* Exercise *
Everything in the records below is to be reproduced exactly, apart from the images.

* Recorded information *
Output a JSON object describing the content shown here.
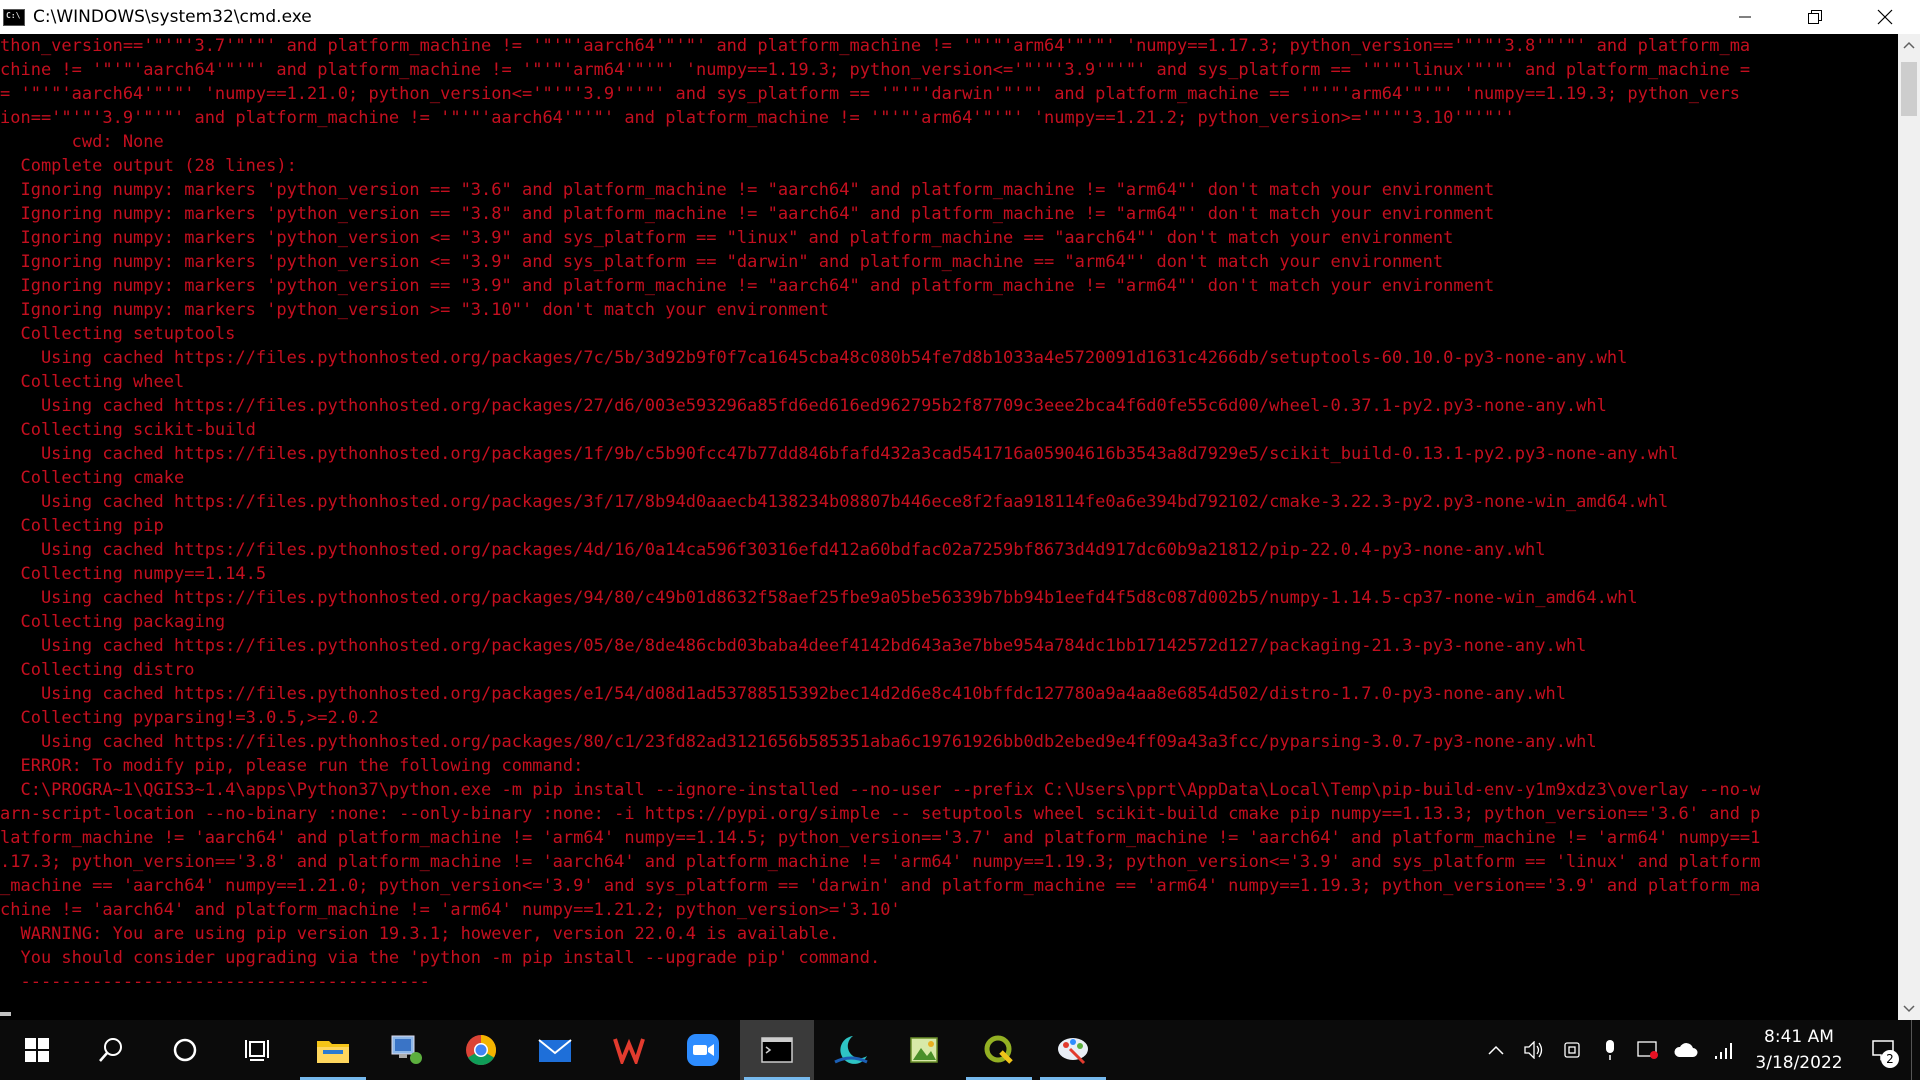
{
  "window": {
    "title": "C:\\WINDOWS\\system32\\cmd.exe",
    "controls": [
      "minimize-icon",
      "restore-icon",
      "close-icon"
    ]
  },
  "console": {
    "text_color": "#c50f1f",
    "background": "#000000",
    "lines": [
      "thon_version=='\"'\"'3.7'\"'\"' and platform_machine != '\"'\"'aarch64'\"'\"' and platform_machine != '\"'\"'arm64'\"'\"' 'numpy==1.17.3; python_version=='\"'\"'3.8'\"'\"' and platform_ma",
      "chine != '\"'\"'aarch64'\"'\"' and platform_machine != '\"'\"'arm64'\"'\"' 'numpy==1.19.3; python_version<='\"'\"'3.9'\"'\"' and sys_platform == '\"'\"'linux'\"'\"' and platform_machine =",
      "= '\"'\"'aarch64'\"'\"' 'numpy==1.21.0; python_version<='\"'\"'3.9'\"'\"' and sys_platform == '\"'\"'darwin'\"'\"' and platform_machine == '\"'\"'arm64'\"'\"' 'numpy==1.19.3; python_vers",
      "ion=='\"'\"'3.9'\"'\"' and platform_machine != '\"'\"'aarch64'\"'\"' and platform_machine != '\"'\"'arm64'\"'\"' 'numpy==1.21.2; python_version>='\"'\"'3.10'\"'\"''",
      "       cwd: None",
      "  Complete output (28 lines):",
      "  Ignoring numpy: markers 'python_version == \"3.6\" and platform_machine != \"aarch64\" and platform_machine != \"arm64\"' don't match your environment",
      "  Ignoring numpy: markers 'python_version == \"3.8\" and platform_machine != \"aarch64\" and platform_machine != \"arm64\"' don't match your environment",
      "  Ignoring numpy: markers 'python_version <= \"3.9\" and sys_platform == \"linux\" and platform_machine == \"aarch64\"' don't match your environment",
      "  Ignoring numpy: markers 'python_version <= \"3.9\" and sys_platform == \"darwin\" and platform_machine == \"arm64\"' don't match your environment",
      "  Ignoring numpy: markers 'python_version == \"3.9\" and platform_machine != \"aarch64\" and platform_machine != \"arm64\"' don't match your environment",
      "  Ignoring numpy: markers 'python_version >= \"3.10\"' don't match your environment",
      "  Collecting setuptools",
      "    Using cached https://files.pythonhosted.org/packages/7c/5b/3d92b9f0f7ca1645cba48c080b54fe7d8b1033a4e5720091d1631c4266db/setuptools-60.10.0-py3-none-any.whl",
      "  Collecting wheel",
      "    Using cached https://files.pythonhosted.org/packages/27/d6/003e593296a85fd6ed616ed962795b2f87709c3eee2bca4f6d0fe55c6d00/wheel-0.37.1-py2.py3-none-any.whl",
      "  Collecting scikit-build",
      "    Using cached https://files.pythonhosted.org/packages/1f/9b/c5b90fcc47b77dd846bfafd432a3cad541716a05904616b3543a8d7929e5/scikit_build-0.13.1-py2.py3-none-any.whl",
      "  Collecting cmake",
      "    Using cached https://files.pythonhosted.org/packages/3f/17/8b94d0aaecb4138234b08807b446ece8f2faa918114fe0a6e394bd792102/cmake-3.22.3-py2.py3-none-win_amd64.whl",
      "  Collecting pip",
      "    Using cached https://files.pythonhosted.org/packages/4d/16/0a14ca596f30316efd412a60bdfac02a7259bf8673d4d917dc60b9a21812/pip-22.0.4-py3-none-any.whl",
      "  Collecting numpy==1.14.5",
      "    Using cached https://files.pythonhosted.org/packages/94/80/c49b01d8632f58aef25fbe9a05be56339b7bb94b1eefd4f5d8c087d002b5/numpy-1.14.5-cp37-none-win_amd64.whl",
      "  Collecting packaging",
      "    Using cached https://files.pythonhosted.org/packages/05/8e/8de486cbd03baba4deef4142bd643a3e7bbe954a784dc1bb17142572d127/packaging-21.3-py3-none-any.whl",
      "  Collecting distro",
      "    Using cached https://files.pythonhosted.org/packages/e1/54/d08d1ad53788515392bec14d2d6e8c410bffdc127780a9a4aa8e6854d502/distro-1.7.0-py3-none-any.whl",
      "  Collecting pyparsing!=3.0.5,>=2.0.2",
      "    Using cached https://files.pythonhosted.org/packages/80/c1/23fd82ad3121656b585351aba6c19761926bb0db2ebed9e4ff09a43a3fcc/pyparsing-3.0.7-py3-none-any.whl",
      "  ERROR: To modify pip, please run the following command:",
      "  C:\\PROGRA~1\\QGIS3~1.4\\apps\\Python37\\python.exe -m pip install --ignore-installed --no-user --prefix C:\\Users\\pprt\\AppData\\Local\\Temp\\pip-build-env-y1m9xdz3\\overlay --no-w",
      "arn-script-location --no-binary :none: --only-binary :none: -i https://pypi.org/simple -- setuptools wheel scikit-build cmake pip numpy==1.13.3; python_version=='3.6' and p",
      "latform_machine != 'aarch64' and platform_machine != 'arm64' numpy==1.14.5; python_version=='3.7' and platform_machine != 'aarch64' and platform_machine != 'arm64' numpy==1",
      ".17.3; python_version=='3.8' and platform_machine != 'aarch64' and platform_machine != 'arm64' numpy==1.19.3; python_version<='3.9' and sys_platform == 'linux' and platform",
      "_machine == 'aarch64' numpy==1.21.0; python_version<='3.9' and sys_platform == 'darwin' and platform_machine == 'arm64' numpy==1.19.3; python_version=='3.9' and platform_ma",
      "chine != 'aarch64' and platform_machine != 'arm64' numpy==1.21.2; python_version>='3.10'",
      "  WARNING: You are using pip version 19.3.1; however, version 22.0.4 is available.",
      "  You should consider upgrading via the 'python -m pip install --upgrade pip' command.",
      "  ----------------------------------------"
    ]
  },
  "taskbar": {
    "apps": [
      {
        "name": "start-button",
        "icon": "windows-logo-icon"
      },
      {
        "name": "search-button",
        "icon": "search-icon"
      },
      {
        "name": "cortana-button",
        "icon": "circle-icon"
      },
      {
        "name": "task-view-button",
        "icon": "task-view-icon"
      },
      {
        "name": "file-explorer",
        "icon": "folder-icon"
      },
      {
        "name": "network-app",
        "icon": "computer-icon"
      },
      {
        "name": "chrome",
        "icon": "chrome-icon"
      },
      {
        "name": "mail",
        "icon": "mail-icon"
      },
      {
        "name": "wps-office",
        "icon": "w-icon"
      },
      {
        "name": "zoom",
        "icon": "video-camera-icon"
      },
      {
        "name": "command-prompt",
        "icon": "terminal-icon",
        "active": true
      },
      {
        "name": "moon-app",
        "icon": "moon-icon"
      },
      {
        "name": "image-app",
        "icon": "image-icon"
      },
      {
        "name": "qgis",
        "icon": "qgis-icon"
      },
      {
        "name": "paint-app",
        "icon": "palette-icon"
      }
    ],
    "tray": [
      "chevron-up-icon",
      "volume-icon",
      "device-icon",
      "microphone-icon",
      "screen-icon",
      "cloud-icon",
      "wifi-icon"
    ],
    "clock": {
      "time": "8:41 AM",
      "date": "3/18/2022"
    },
    "notifications": {
      "count": "2"
    }
  }
}
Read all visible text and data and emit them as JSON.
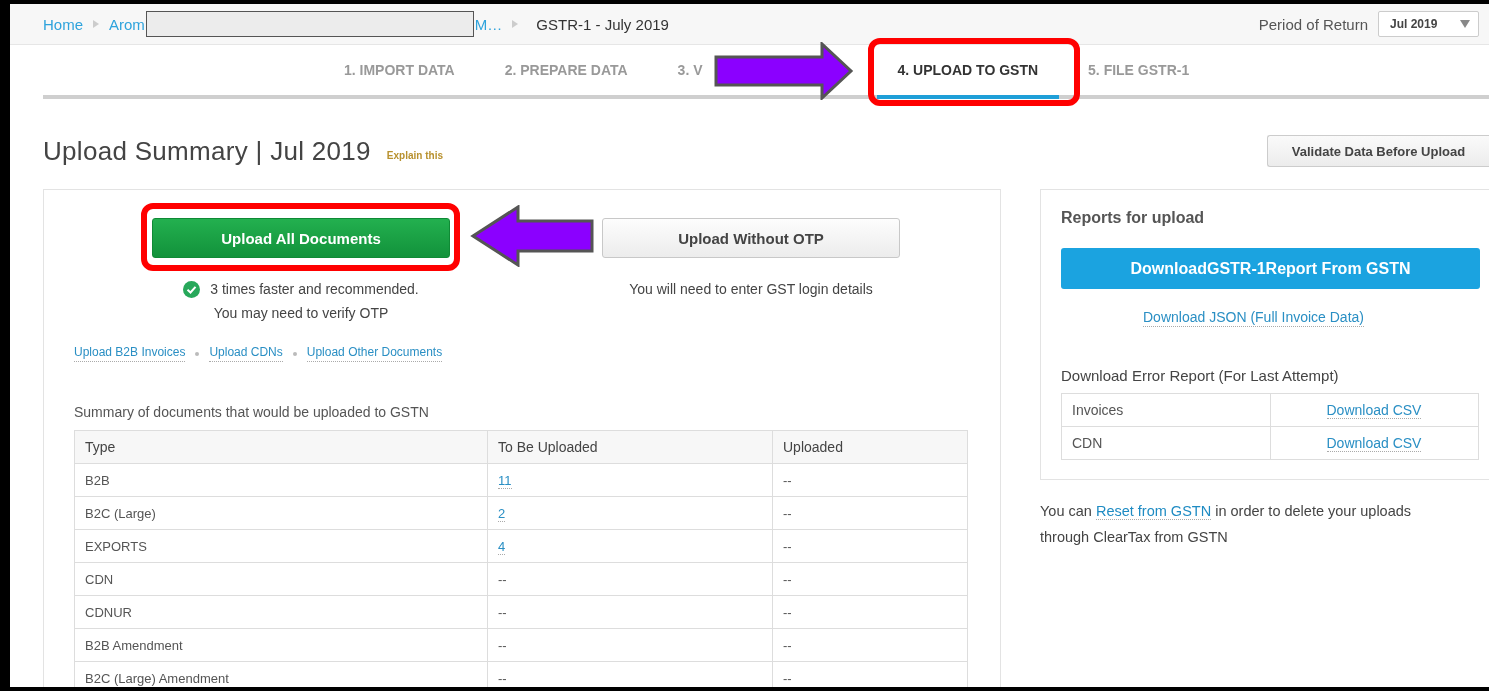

* Task solution *
Output a JSON object describing the content shown here.
{
  "window": {
    "title": "C:\\WINDOWS\\system32\\cmd.exe",
    "controls": [
      "minimize-icon",
      "restore-icon",
      "close-icon"
    ]
  },
  "console": {
    "text_color": "#c50f1f",
    "background": "#000000",
    "lines": [
      "thon_version=='\"'\"'3.7'\"'\"' and platform_machine != '\"'\"'aarch64'\"'\"' and platform_machine != '\"'\"'arm64'\"'\"' 'numpy==1.17.3; python_version=='\"'\"'3.8'\"'\"' and platform_ma",
      "chine != '\"'\"'aarch64'\"'\"' and platform_machine != '\"'\"'arm64'\"'\"' 'numpy==1.19.3; python_version<='\"'\"'3.9'\"'\"' and sys_platform == '\"'\"'linux'\"'\"' and platform_machine =",
      "= '\"'\"'aarch64'\"'\"' 'numpy==1.21.0; python_version<='\"'\"'3.9'\"'\"' and sys_platform == '\"'\"'darwin'\"'\"' and platform_machine == '\"'\"'arm64'\"'\"' 'numpy==1.19.3; python_vers",
      "ion=='\"'\"'3.9'\"'\"' and platform_machine != '\"'\"'aarch64'\"'\"' and platform_machine != '\"'\"'arm64'\"'\"' 'numpy==1.21.2; python_version>='\"'\"'3.10'\"'\"''",
      "       cwd: None",
      "  Complete output (28 lines):",
      "  Ignoring numpy: markers 'python_version == \"3.6\" and platform_machine != \"aarch64\" and platform_machine != \"arm64\"' don't match your environment",
      "  Ignoring numpy: markers 'python_version == \"3.8\" and platform_machine != \"aarch64\" and platform_machine != \"arm64\"' don't match your environment",
      "  Ignoring numpy: markers 'python_version <= \"3.9\" and sys_platform == \"linux\" and platform_machine == \"aarch64\"' don't match your environment",
      "  Ignoring numpy: markers 'python_version <= \"3.9\" and sys_platform == \"darwin\" and platform_machine == \"arm64\"' don't match your environment",
      "  Ignoring numpy: markers 'python_version == \"3.9\" and platform_machine != \"aarch64\" and platform_machine != \"arm64\"' don't match your environment",
      "  Ignoring numpy: markers 'python_version >= \"3.10\"' don't match your environment",
      "  Collecting setuptools",
      "    Using cached https://files.pythonhosted.org/packages/7c/5b/3d92b9f0f7ca1645cba48c080b54fe7d8b1033a4e5720091d1631c4266db/setuptools-60.10.0-py3-none-any.whl",
      "  Collecting wheel",
      "    Using cached https://files.pythonhosted.org/packages/27/d6/003e593296a85fd6ed616ed962795b2f87709c3eee2bca4f6d0fe55c6d00/wheel-0.37.1-py2.py3-none-any.whl",
      "  Collecting scikit-build",
      "    Using cached https://files.pythonhosted.org/packages/1f/9b/c5b90fcc47b77dd846bfafd432a3cad541716a05904616b3543a8d7929e5/scikit_build-0.13.1-py2.py3-none-any.whl",
      "  Collecting cmake",
      "    Using cached https://files.pythonhosted.org/packages/3f/17/8b94d0aaecb4138234b08807b446ece8f2faa918114fe0a6e394bd792102/cmake-3.22.3-py2.py3-none-win_amd64.whl",
      "  Collecting pip",
      "    Using cached https://files.pythonhosted.org/packages/4d/16/0a14ca596f30316efd412a60bdfac02a7259bf8673d4d917dc60b9a21812/pip-22.0.4-py3-none-any.whl",
      "  Collecting numpy==1.14.5",
      "    Using cached https://files.pythonhosted.org/packages/94/80/c49b01d8632f58aef25fbe9a05be56339b7bb94b1eefd4f5d8c087d002b5/numpy-1.14.5-cp37-none-win_amd64.whl",
      "  Collecting packaging",
      "    Using cached https://files.pythonhosted.org/packages/05/8e/8de486cbd03baba4deef4142bd643a3e7bbe954a784dc1bb17142572d127/packaging-21.3-py3-none-any.whl",
      "  Collecting distro",
      "    Using cached https://files.pythonhosted.org/packages/e1/54/d08d1ad53788515392bec14d2d6e8c410bffdc127780a9a4aa8e6854d502/distro-1.7.0-py3-none-any.whl",
      "  Collecting pyparsing!=3.0.5,>=2.0.2",
      "    Using cached https://files.pythonhosted.org/packages/80/c1/23fd82ad3121656b585351aba6c19761926bb0db2ebed9e4ff09a43a3fcc/pyparsing-3.0.7-py3-none-any.whl",
      "  ERROR: To modify pip, please run the following command:",
      "  C:\\PROGRA~1\\QGIS3~1.4\\apps\\Python37\\python.exe -m pip install --ignore-installed --no-user --prefix C:\\Users\\pprt\\AppData\\Local\\Temp\\pip-build-env-y1m9xdz3\\overlay --no-w",
      "arn-script-location --no-binary :none: --only-binary :none: -i https://pypi.org/simple -- setuptools wheel scikit-build cmake pip numpy==1.13.3; python_version=='3.6' and p",
      "latform_machine != 'aarch64' and platform_machine != 'arm64' numpy==1.14.5; python_version=='3.7' and platform_machine != 'aarch64' and platform_machine != 'arm64' numpy==1",
      ".17.3; python_version=='3.8' and platform_machine != 'aarch64' and platform_machine != 'arm64' numpy==1.19.3; python_version<='3.9' and sys_platform == 'linux' and platform",
      "_machine == 'aarch64' numpy==1.21.0; python_version<='3.9' and sys_platform == 'darwin' and platform_machine == 'arm64' numpy==1.19.3; python_version=='3.9' and platform_ma",
      "chine != 'aarch64' and platform_machine != 'arm64' numpy==1.21.2; python_version>='3.10'",
      "  WARNING: You are using pip version 19.3.1; however, version 22.0.4 is available.",
      "  You should consider upgrading via the 'python -m pip install --upgrade pip' command.",
      "  ----------------------------------------"
    ]
  },
  "taskbar": {
    "apps": [
      {
        "name": "start-button",
        "icon": "windows-logo-icon"
      },
      {
        "name": "search-button",
        "icon": "search-icon"
      },
      {
        "name": "cortana-button",
        "icon": "circle-icon"
      },
      {
        "name": "task-view-button",
        "icon": "task-view-icon"
      },
      {
        "name": "file-explorer",
        "icon": "folder-icon"
      },
      {
        "name": "network-app",
        "icon": "computer-icon"
      },
      {
        "name": "chrome",
        "icon": "chrome-icon"
      },
      {
        "name": "mail",
        "icon": "mail-icon"
      },
      {
        "name": "wps-office",
        "icon": "w-icon"
      },
      {
        "name": "zoom",
        "icon": "video-camera-icon"
      },
      {
        "name": "command-prompt",
        "icon": "terminal-icon",
        "active": true
      },
      {
        "name": "moon-app",
        "icon": "moon-icon"
      },
      {
        "name": "image-app",
        "icon": "image-icon"
      },
      {
        "name": "qgis",
        "icon": "qgis-icon"
      },
      {
        "name": "paint-app",
        "icon": "palette-icon"
      }
    ],
    "tray": [
      "chevron-up-icon",
      "volume-icon",
      "device-icon",
      "microphone-icon",
      "screen-icon",
      "cloud-icon",
      "wifi-icon"
    ],
    "clock": {
      "time": "8:41 AM",
      "date": "3/18/2022"
    },
    "notifications": {
      "count": "2"
    }
  }
}
Read all visible text and data and emit them as JSON.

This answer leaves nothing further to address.